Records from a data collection
━━━━━━━━━━━━━━━━

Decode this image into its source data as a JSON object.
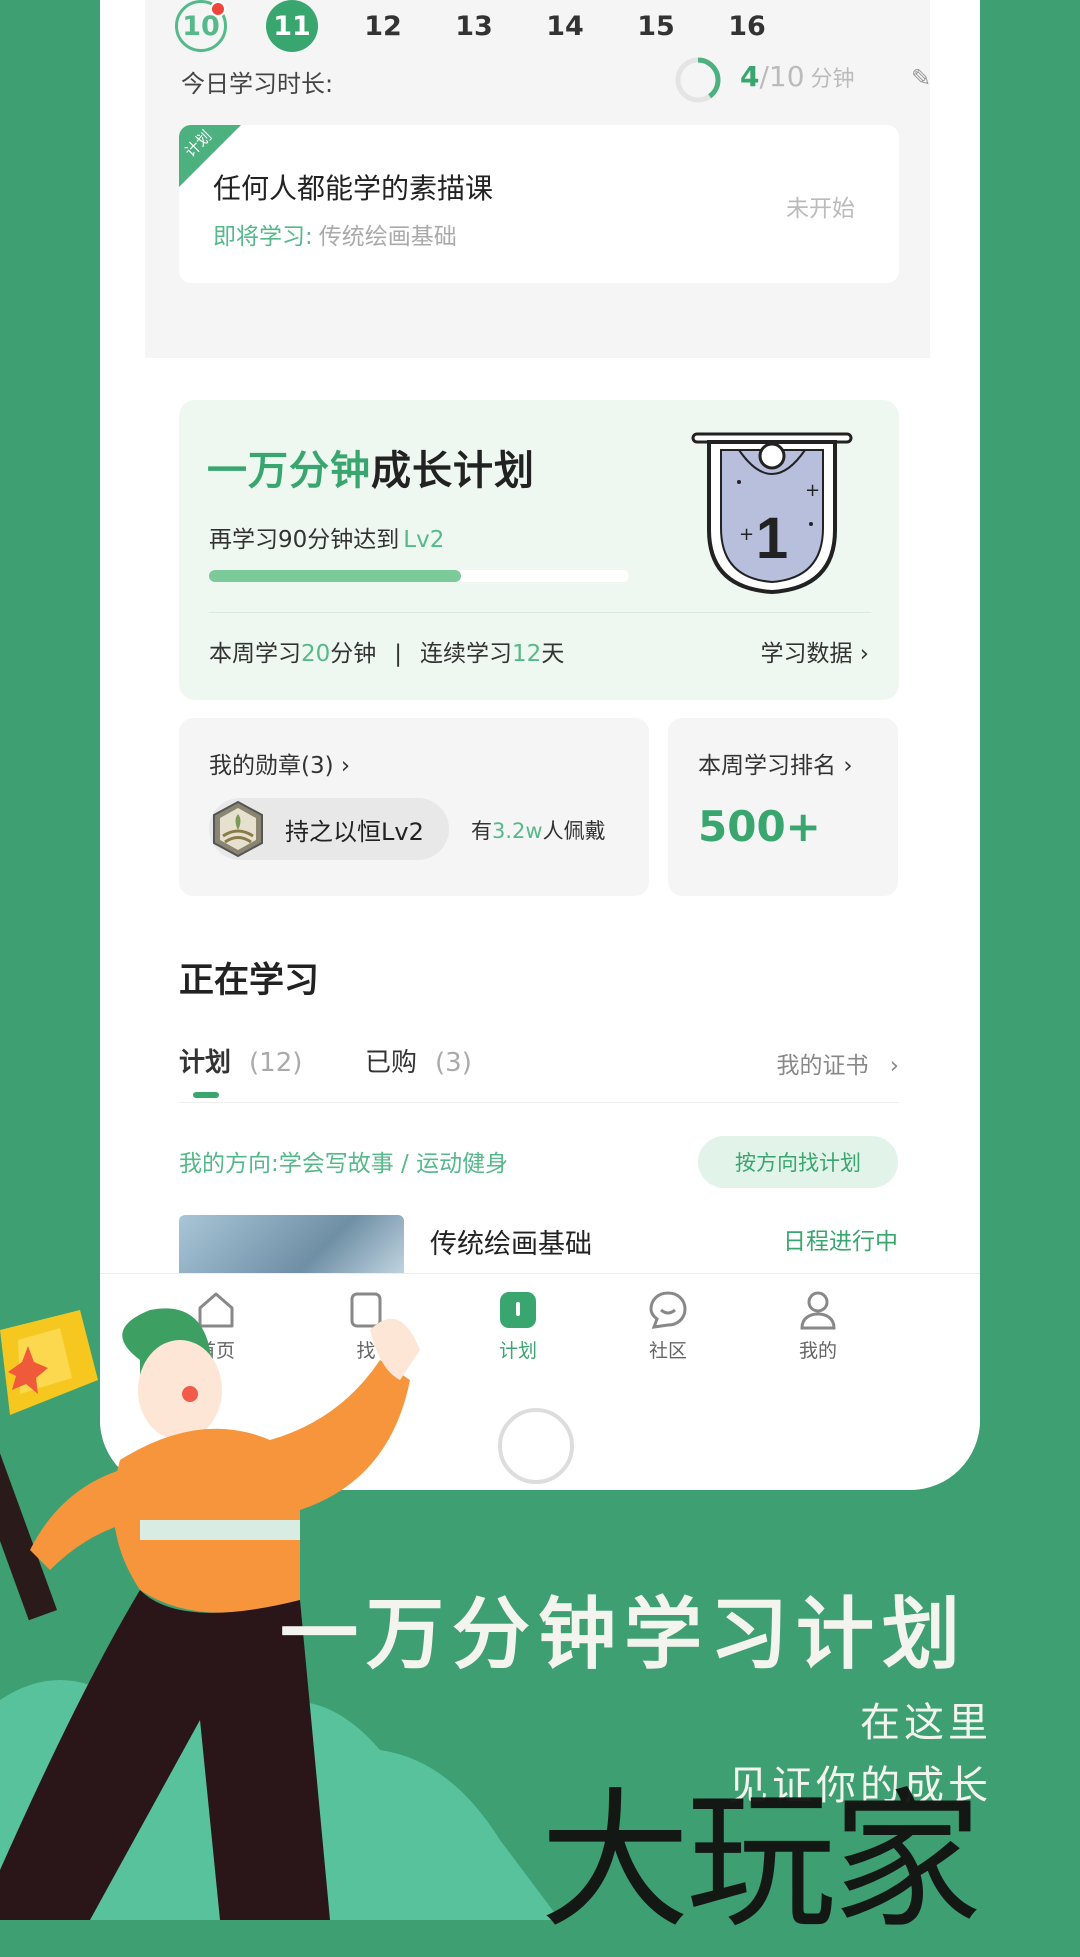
{
  "calendar": {
    "dates": [
      "10",
      "11",
      "12",
      "13",
      "14",
      "15",
      "16"
    ],
    "today_index": 0,
    "selected_index": 1
  },
  "today": {
    "label": "今日学习时长:",
    "current": "4",
    "target": "/10",
    "unit": "分钟",
    "progress_fraction": 0.4
  },
  "plan_card": {
    "tag": "计划",
    "title": "任何人都能学的素描课",
    "next_label": "即将学习:",
    "next_course": "传统绘画基础",
    "status": "未开始"
  },
  "growth": {
    "title_green": "一万分钟",
    "title_dark": "成长计划",
    "sub_prefix": "再学习90分钟达到",
    "sub_level": "Lv2",
    "progress_fraction": 0.6,
    "badge_level": "1",
    "stats_week_prefix": "本周学习",
    "stats_week_value": "20",
    "stats_week_suffix": "分钟",
    "stats_sep": "|",
    "stats_streak_prefix": "连续学习",
    "stats_streak_value": "12",
    "stats_streak_suffix": "天",
    "data_link": "学习数据"
  },
  "medals": {
    "title": "我的勋章(3)",
    "medal_name": "持之以恒Lv2",
    "wear_prefix": "有",
    "wear_count": "3.2w",
    "wear_suffix": "人佩戴"
  },
  "rank": {
    "title": "本周学习排名",
    "value": "500+"
  },
  "learning": {
    "heading": "正在学习",
    "tabs": [
      {
        "label": "计划",
        "count": "(12)"
      },
      {
        "label": "已购",
        "count": "(3)"
      }
    ],
    "cert_link": "我的证书",
    "direction": "我的方向:学会写故事 / 运动健身",
    "direction_button": "按方向找计划",
    "course_name": "传统绘画基础",
    "course_state": "日程进行中"
  },
  "tabbar": {
    "items": [
      {
        "label": "首页"
      },
      {
        "label": "找"
      },
      {
        "label": "计划"
      },
      {
        "label": "社区"
      },
      {
        "label": "我的"
      }
    ],
    "active_index": 2
  },
  "promo": {
    "headline": "一万分钟学习计划",
    "tagline1": "在这里",
    "tagline2": "见证你的成长",
    "watermark": "大玩家"
  },
  "colors": {
    "background": "#3d9f72",
    "accent": "#3aa66f",
    "accent_light": "#55b98a"
  }
}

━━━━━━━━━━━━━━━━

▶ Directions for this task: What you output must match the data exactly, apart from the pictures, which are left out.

▶ Exercise answer:
Decode this image into its source data as a JSON object.
{
  "calendar": {
    "dates": [
      "10",
      "11",
      "12",
      "13",
      "14",
      "15",
      "16"
    ],
    "today_index": 0,
    "selected_index": 1
  },
  "today": {
    "label": "今日学习时长:",
    "current": "4",
    "target": "/10",
    "unit": "分钟",
    "progress_fraction": 0.4
  },
  "plan_card": {
    "tag": "计划",
    "title": "任何人都能学的素描课",
    "next_label": "即将学习:",
    "next_course": "传统绘画基础",
    "status": "未开始"
  },
  "growth": {
    "title_green": "一万分钟",
    "title_dark": "成长计划",
    "sub_prefix": "再学习90分钟达到",
    "sub_level": "Lv2",
    "progress_fraction": 0.6,
    "badge_level": "1",
    "stats_week_prefix": "本周学习",
    "stats_week_value": "20",
    "stats_week_suffix": "分钟",
    "stats_sep": "|",
    "stats_streak_prefix": "连续学习",
    "stats_streak_value": "12",
    "stats_streak_suffix": "天",
    "data_link": "学习数据"
  },
  "medals": {
    "title": "我的勋章(3)",
    "medal_name": "持之以恒Lv2",
    "wear_prefix": "有",
    "wear_count": "3.2w",
    "wear_suffix": "人佩戴"
  },
  "rank": {
    "title": "本周学习排名",
    "value": "500+"
  },
  "learning": {
    "heading": "正在学习",
    "tabs": [
      {
        "label": "计划",
        "count": "(12)"
      },
      {
        "label": "已购",
        "count": "(3)"
      }
    ],
    "cert_link": "我的证书",
    "direction": "我的方向:学会写故事 / 运动健身",
    "direction_button": "按方向找计划",
    "course_name": "传统绘画基础",
    "course_state": "日程进行中"
  },
  "tabbar": {
    "items": [
      {
        "label": "首页"
      },
      {
        "label": "找"
      },
      {
        "label": "计划"
      },
      {
        "label": "社区"
      },
      {
        "label": "我的"
      }
    ],
    "active_index": 2
  },
  "promo": {
    "headline": "一万分钟学习计划",
    "tagline1": "在这里",
    "tagline2": "见证你的成长",
    "watermark": "大玩家"
  },
  "colors": {
    "background": "#3d9f72",
    "accent": "#3aa66f",
    "accent_light": "#55b98a"
  }
}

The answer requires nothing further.